The country’s authoritarian regime says that the emergency law prevents instability, but independent analysts say it’s a political tool used to suppress dissent.
Egypt’s strongman Abdel Fattah el Sisi has led the country with an iron fist since 2013, when the general-turned-president overthrew the first democratically-elected President Mohammed Morsi, inflicting a deadly blow to the Cairo’s newborn democracy.
Usurping power at the expense of common people, Sisi imposed an emergency law in April 2017 after twin church attacks, which killed at least 45 people.
Since then, the emergency law has been extended on superfluous grounds, arming Sisi with special powers which have facilitated an authoritarian political atmosphere and a disregard for basic human rights.
The latests renewal was approved on October 26.
“We are continuously in a state of emergency with law or without law under the rule of the military coup. There has been no time for normal life. There has been no peaceful time in Egypt [since the coup in July 2013],” said Hamza Zawba, the former spokesman of the Freedom and Justice Party, which was the political wing of the Muslim Brotherhood, the country’s most powerful opposition.
Zawba calls Sisi's rule a dictatorship, which would never abandon the state of emergency or martial law, in order to secure the regime’s interests.
“If you have a dictatorship, you will be in a state of emergency,” Zawba told TRT World.
Emergency law: A legal shield to protect Sisi?
The nature of the state of emergency requires it to be used only in a time of war, he said, but in Egypt people have been "punished to live in conditions like the country is at war".
"The renewal of the state of emergency is integral to the coup regime's policy of political control. The renewal helps facilitate further arbitrary arrests and searches of Egyptian citizens. It’s a means of further enabling the regime to maintain its extreme levels of repression," said Dr Maha Azzam, Head of the Egyptian Revolutionary Council.
"The extension of emergency rule was a feature of the Mubarak dictatorship when emergency rule was renewed every two years and lasted 30 years. Sisi continues to transgress even his own state constitution which prohibits such extensions. The current dictator Sisi flagrantly transgresses the law and violates the rights of Egyptian citizens," Azzam told TRT World.
The law enables the president to order arrests and crack down on people who have been considered as enemies of Sisi and his authoritarian regime.
"Declaring a state of emergency in the country has become a necessity given internal and regional developments and the continuation of state efforts to uproot terrorism," said a statement from the country’s parliament.

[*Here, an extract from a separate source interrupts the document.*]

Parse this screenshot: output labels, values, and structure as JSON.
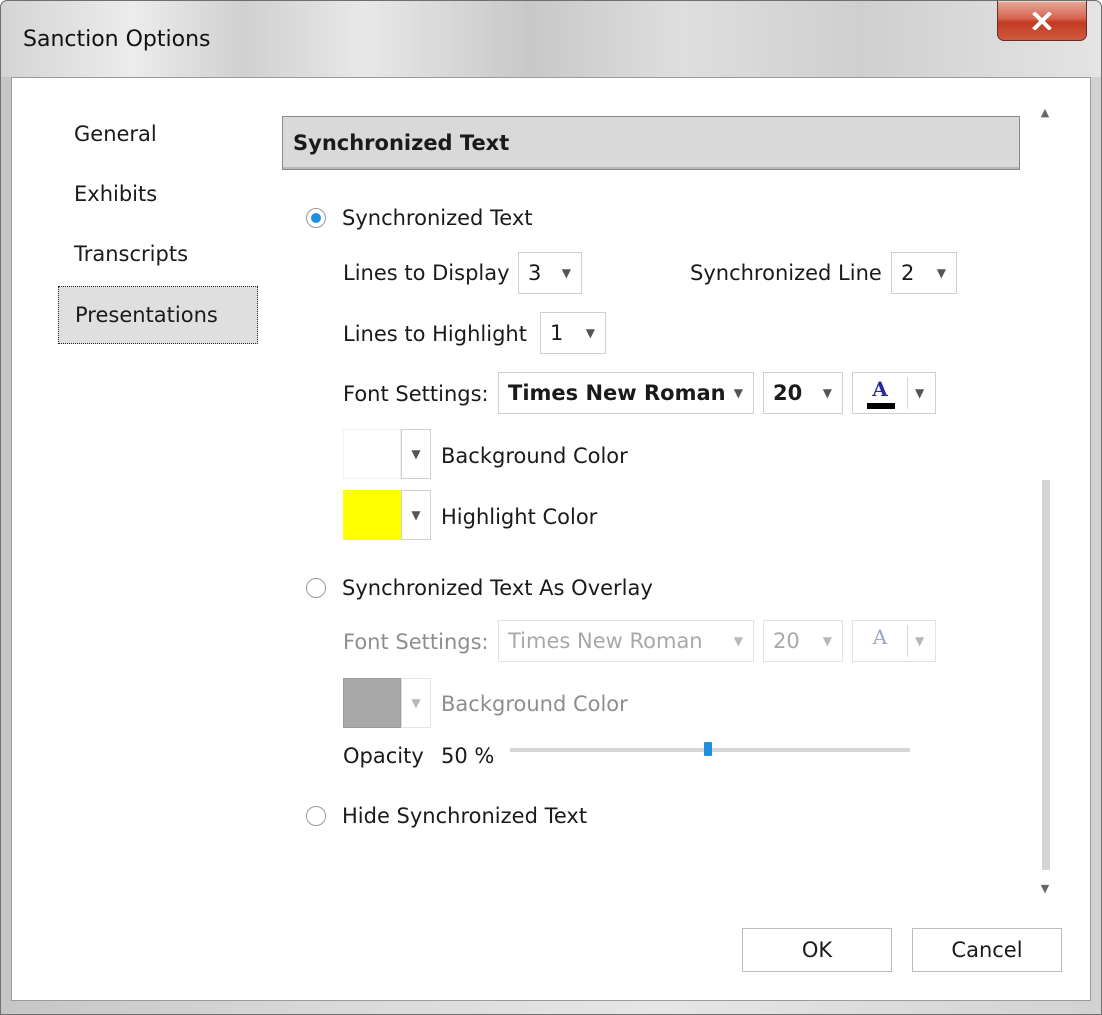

The statement did not explain what kind of internal and regional developments have led to the tenth renewal of the state of emergency.
“The false Egyptian parliament never ever discusses the reasons of the state of emergency. They never question [the rule of] Sisi. They never asked him why you did so. That’s why, we are in a complete dictatorship and chaos,” Zawba said.
Egypt’s Prime Minister Mostafa Madbouli believes that the state of emergency protects people from "dark forces” that target the country’s stability.
But Zawba strongly disagrees with Madbouli.
“Protecting from whom? From protesters? From the lack of education? From the lack of health care? Protecting them from what?” Zawba angrily asked.
“The emergency law protects Sisi from the anger of people.”
Other experts also think that the law has been used to suppress dissent, enabling Sisi to rule the state single-handedly.
Which powers the law furnishes to Sisi
Under the emergency law, Sisi can send any civilians with any record to State Security Emergency Courts, whose decisions cannot be appealed.
The law also equips Sisi to monitor and track all kinds of communication, enabling him to facilitate a harsh censorship regime over the country’s already restricted press.
It also provides powers to Sisi’s men to declare curfews in different towns across the country.
In addition, the law gives leeway to the government to close commercial entities and to confiscate private properties, empowering the state to designate certain settlements for evacuation.
Finally, the law authorises Egypt’s armed forces to crack down on any protesters in order to address any violations of the state of emergency.
Under Sisi, more than 60,000 people have been arrested since the coup according to Human Rights Watch (HRW). Other rights groups also reported that there have been serious abuses and human rights violations during the continuing state of emergency.
Many of the political prisoners have been treated so badly in the country’s notorious jails, where they face abuses “including beatings, force feedings, deprivation of contact with relatives and lawyers, and interference in medical care,” according to HRW.